Mailing address: PO Box 208109, New Haven CT 06520-8109
Street address: 210 Whitney Ave, New Haven CT 06511
How do subducting slabs interact with the mantle around them as they sink? What controls the path they take through the mantle, and why don’t they always sink straight down? How do the remnants of slabs interact with the lowermost mantle, and what are the consequences of this interaction? What role does subduction play in building and modifying continental lithosphere and shaping orogens? Subducting slabs represent a crucial component of the solid Earth system and provide the major driving force for plate tectonics, but fundamental aspects of their behavior continue to elude us.

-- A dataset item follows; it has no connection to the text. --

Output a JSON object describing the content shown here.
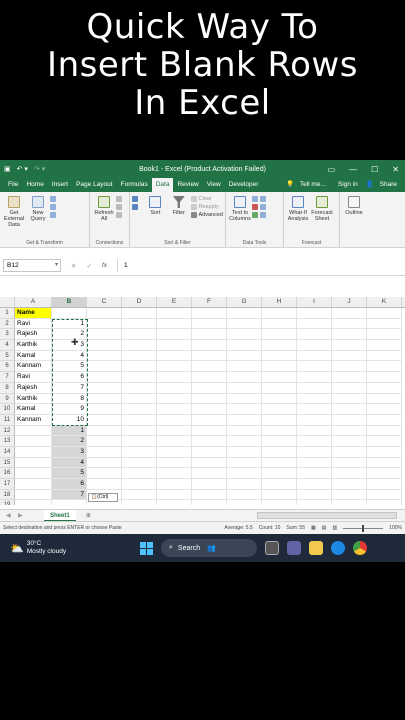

I am an observational seismologist who works on problems related to mantle dynamics, with a focus on subduction dynamics and processes. My research group uses observations of seismic anisotropy in the Earth’s mantle to address major unsolved problems related to the dynamics of subducting slabs from the surface to the core-mantle boundary. In particular, we uses seismic observations and geodynamic models to understand the pattern of upper mantle flow in subduction systems. Results from this work bear on fundamental aspects of subduction geodynamics, such as the subduction zone water cycle, the generation and transport of melt, the mechanical coupling between slabs and the ambient mantle, and slab morphology and evolution. We also investigate seismic anisotropy and its relationship to subduction processes in the deep mantle. This research encompasses investigations of anisotropy in the mid-mantle (transition zone and uppermost lower mantle) and in the D” region at the base of the mantle. We are also interested in how subduction processes affect the structure, evolution, and deformation of continental lithosphere, both in regions of present-day tectonic activity (such as the Pacific Northwest and western South America) and in regions that have been affected by subduction in the past (such as eastern North America). My research encompasses a substantial field component, with recent and ongoing seismometer deployments in Peru and the Appalachians Mountains.